Hi, and welcome to Ever East
It’s March 2016 and this is our first (of hopefully many) blog posts, both in preparation for the trip and from the road. We’re hoping to keep this updated regularly with all sorts of aspects of our trip and our lives, so people get a really good idea of who we are, why we’re doing this, and what’s it’s really like for two people to quit their jobs, pack up, and cycle around the world together.
You’ll see from our biographies that we’re a product of internet dating, so hopefully that makes for an interesting start already… In truth, before we met, we were independently thinking about riding around the world solo, and it just so happened that we found in each other another person equally crazy enough to want to do it (and to do it together). But cycling and that ambition isn’t the only thing we’ve got in common; we share an outlook on most aspects of life (except on the Cadbury/Galaxy chocolate debate, what constitutes ‘a nice temperature’ and vegetarianism [Helen's note: Galaxy and 'not so cold you shiver']). We both know that there’s more to life than a house, car and career, and since there was nothing stopping us except ourselves fulfilling a long held dream, why not actually go and do it?
Mental health is something that is very important to us both. We’ve both suffered through difficult times in our lives, and seen those times out. Many people aren’t so lucky. Many people don’t have a network of supportive friends, family and colleagues with the patience, empathy and understanding to help. Many people view mental ill health as something to be ashamed of, or to be scared of, or simply as a weakness. It affects so many people, and really it's none of those things; it’s an illness and it’s treatable. And therein lies the rub: sufferers often lack support and understanding, or fear opening up about being unwell. In our view that is among the most damaging aspects; it causes sufferers to internalise their illness, doubt and blame themselves, it destroys their wellbeing, they withdraw and repeat: a process that can be crippling iterative. We don’t have the answer but what we do know is that, from our experience, openness and support helps a great deal.
So, when we speak about ‘raising awareness of mental ill health’ we address it to two audiences. Firstly, to those lucky enough not to experience it, it’s just like any other illness: a simple misfortune, so don’t assign blame to the sufferer, they aren’t weak or at fault. What’s more, you probably know someone who isn’t well. The signs aren’t always obvious: a friend might be ignoring your texts, or drinking too much, or glossing over something that ought to be difficult for them: stoicism and smiling is the classic mask of the depressed mind. So be observant, be thoughtful, ask uncomfortable questions and be willing to offer support (for which you might not always receive immediate thanks). If they open up to you, be grateful: you’re trusted and special, albeit you may feel you’ve received a difficult privilege. And to the sufferers, the message is the same: don’t be embarrassed or ashamed; it’s ok not to be well. Find someone you can talk to, trust that there are people who want to and are able to help. Even if you just speak to your doctor at first, take that daunting step. It’s the first on the path to wellness, and there will be people to help you along the way.
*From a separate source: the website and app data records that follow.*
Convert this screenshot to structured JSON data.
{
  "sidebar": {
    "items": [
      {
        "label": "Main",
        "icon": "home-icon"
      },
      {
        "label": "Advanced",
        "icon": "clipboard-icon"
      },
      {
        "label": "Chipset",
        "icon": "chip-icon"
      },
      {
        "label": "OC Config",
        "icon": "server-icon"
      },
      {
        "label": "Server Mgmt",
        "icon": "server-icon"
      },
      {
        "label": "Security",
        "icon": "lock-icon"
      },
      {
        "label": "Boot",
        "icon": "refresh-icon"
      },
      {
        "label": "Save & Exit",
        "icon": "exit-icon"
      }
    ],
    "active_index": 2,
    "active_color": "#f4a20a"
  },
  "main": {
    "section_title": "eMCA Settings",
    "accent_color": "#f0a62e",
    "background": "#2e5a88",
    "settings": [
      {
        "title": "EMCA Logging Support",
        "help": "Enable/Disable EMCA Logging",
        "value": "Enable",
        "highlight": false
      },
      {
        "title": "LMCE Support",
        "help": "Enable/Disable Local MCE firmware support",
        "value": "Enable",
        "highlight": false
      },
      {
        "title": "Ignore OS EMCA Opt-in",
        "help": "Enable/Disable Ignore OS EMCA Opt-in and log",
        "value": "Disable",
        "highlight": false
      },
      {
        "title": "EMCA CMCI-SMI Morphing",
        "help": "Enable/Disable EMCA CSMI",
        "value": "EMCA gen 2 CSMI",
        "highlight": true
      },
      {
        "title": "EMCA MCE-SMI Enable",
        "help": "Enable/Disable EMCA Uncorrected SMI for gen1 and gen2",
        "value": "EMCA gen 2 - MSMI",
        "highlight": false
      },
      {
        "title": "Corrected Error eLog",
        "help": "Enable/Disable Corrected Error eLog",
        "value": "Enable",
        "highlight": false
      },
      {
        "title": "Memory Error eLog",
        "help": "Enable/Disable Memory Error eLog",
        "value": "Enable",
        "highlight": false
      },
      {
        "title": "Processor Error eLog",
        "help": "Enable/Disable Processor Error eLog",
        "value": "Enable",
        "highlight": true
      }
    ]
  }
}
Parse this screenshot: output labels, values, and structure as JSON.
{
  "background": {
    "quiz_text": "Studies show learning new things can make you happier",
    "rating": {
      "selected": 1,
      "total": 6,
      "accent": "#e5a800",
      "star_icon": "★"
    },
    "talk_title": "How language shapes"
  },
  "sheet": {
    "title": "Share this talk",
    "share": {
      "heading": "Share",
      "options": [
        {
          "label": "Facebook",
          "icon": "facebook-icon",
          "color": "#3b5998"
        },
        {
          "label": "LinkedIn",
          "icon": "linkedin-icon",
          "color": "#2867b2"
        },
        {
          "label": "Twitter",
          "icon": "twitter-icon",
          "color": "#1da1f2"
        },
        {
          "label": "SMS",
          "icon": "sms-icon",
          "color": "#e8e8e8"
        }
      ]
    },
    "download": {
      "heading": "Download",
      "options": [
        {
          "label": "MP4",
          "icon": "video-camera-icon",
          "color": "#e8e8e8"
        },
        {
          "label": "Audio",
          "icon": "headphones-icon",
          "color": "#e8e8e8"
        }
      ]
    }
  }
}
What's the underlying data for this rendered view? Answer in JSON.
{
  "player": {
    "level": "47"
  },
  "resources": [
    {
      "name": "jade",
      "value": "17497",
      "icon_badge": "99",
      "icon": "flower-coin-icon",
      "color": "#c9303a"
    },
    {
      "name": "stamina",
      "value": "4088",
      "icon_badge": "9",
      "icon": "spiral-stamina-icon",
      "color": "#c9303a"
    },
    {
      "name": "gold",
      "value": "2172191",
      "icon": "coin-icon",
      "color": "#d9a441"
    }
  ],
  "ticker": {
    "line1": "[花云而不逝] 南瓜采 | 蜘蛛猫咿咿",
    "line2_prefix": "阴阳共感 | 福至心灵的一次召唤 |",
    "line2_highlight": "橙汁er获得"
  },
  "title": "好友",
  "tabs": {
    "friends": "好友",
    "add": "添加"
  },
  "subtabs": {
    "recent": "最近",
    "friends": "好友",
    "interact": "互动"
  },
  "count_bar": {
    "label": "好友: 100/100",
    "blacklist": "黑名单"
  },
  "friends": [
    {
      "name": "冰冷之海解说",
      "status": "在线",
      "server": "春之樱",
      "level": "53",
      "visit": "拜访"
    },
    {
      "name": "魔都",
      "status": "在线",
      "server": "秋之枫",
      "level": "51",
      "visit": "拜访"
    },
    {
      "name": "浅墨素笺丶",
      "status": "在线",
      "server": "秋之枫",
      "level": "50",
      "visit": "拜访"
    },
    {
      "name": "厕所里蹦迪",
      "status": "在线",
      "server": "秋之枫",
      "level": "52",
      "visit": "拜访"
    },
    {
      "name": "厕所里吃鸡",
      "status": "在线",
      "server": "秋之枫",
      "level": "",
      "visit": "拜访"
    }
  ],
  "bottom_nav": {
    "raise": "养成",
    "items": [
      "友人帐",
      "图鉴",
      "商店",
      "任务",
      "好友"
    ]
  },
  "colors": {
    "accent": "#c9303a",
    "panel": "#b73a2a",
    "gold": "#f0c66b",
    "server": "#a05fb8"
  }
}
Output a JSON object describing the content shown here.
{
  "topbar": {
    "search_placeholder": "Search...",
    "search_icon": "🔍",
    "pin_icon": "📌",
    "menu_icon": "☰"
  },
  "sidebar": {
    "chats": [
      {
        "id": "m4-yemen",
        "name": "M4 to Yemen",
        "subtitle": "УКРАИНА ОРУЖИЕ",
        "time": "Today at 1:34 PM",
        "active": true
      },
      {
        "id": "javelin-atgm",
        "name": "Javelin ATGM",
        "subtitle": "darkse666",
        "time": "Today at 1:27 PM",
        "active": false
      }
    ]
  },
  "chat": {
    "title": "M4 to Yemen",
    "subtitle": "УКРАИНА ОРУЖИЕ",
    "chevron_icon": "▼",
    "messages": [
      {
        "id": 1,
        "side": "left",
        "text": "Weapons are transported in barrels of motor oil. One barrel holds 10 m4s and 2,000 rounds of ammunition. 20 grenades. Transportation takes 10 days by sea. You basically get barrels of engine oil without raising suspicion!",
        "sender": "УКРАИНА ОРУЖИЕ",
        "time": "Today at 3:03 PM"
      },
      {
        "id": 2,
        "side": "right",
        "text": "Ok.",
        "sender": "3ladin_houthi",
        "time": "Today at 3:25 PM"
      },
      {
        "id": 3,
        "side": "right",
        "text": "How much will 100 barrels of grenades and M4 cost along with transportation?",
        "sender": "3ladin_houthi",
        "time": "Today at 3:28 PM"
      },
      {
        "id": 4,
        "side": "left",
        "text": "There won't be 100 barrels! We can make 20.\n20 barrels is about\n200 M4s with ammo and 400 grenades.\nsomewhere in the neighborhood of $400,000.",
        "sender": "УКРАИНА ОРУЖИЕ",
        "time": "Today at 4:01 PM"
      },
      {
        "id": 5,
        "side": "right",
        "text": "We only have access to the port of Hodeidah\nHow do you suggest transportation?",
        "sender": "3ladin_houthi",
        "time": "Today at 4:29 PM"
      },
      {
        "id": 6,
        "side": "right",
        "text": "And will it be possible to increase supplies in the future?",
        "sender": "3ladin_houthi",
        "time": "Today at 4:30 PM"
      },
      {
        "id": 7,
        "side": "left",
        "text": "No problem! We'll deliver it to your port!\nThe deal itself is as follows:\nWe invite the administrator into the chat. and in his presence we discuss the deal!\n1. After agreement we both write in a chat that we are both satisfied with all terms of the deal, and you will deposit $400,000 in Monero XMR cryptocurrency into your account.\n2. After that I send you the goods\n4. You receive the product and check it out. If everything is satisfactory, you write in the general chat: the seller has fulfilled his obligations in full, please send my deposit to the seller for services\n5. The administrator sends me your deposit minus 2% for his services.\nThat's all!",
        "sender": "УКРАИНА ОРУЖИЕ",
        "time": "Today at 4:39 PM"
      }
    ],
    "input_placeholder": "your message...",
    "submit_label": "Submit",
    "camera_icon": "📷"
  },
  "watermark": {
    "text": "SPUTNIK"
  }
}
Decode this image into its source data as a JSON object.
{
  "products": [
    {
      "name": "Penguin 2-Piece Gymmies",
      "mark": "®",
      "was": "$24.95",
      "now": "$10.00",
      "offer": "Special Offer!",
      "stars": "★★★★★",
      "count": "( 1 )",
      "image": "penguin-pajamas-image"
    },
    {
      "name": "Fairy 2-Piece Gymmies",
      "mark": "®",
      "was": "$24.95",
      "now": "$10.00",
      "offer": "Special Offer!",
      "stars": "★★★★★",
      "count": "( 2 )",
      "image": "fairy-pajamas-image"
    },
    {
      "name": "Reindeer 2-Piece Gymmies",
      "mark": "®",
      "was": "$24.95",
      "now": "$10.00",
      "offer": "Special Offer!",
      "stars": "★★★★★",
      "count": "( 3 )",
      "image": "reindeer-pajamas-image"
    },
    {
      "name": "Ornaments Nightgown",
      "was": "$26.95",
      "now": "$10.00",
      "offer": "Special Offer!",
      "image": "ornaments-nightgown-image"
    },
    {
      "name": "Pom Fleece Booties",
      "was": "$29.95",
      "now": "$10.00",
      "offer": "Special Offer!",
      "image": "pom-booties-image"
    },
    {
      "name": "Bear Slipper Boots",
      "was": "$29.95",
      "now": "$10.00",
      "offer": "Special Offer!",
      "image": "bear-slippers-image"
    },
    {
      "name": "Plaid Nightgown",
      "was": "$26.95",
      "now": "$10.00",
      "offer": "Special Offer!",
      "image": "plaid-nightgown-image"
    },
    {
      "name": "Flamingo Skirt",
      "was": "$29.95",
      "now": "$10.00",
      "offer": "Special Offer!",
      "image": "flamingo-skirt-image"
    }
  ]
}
Think of them as sherpas, if you want, and unburden yourself just a little.
So our thanks go out our friends, family and colleagues who guided us to better times, and our thoughts to those who need the support of those around them.
And so here’s to the path to wellness, a route that is taking us Ever East.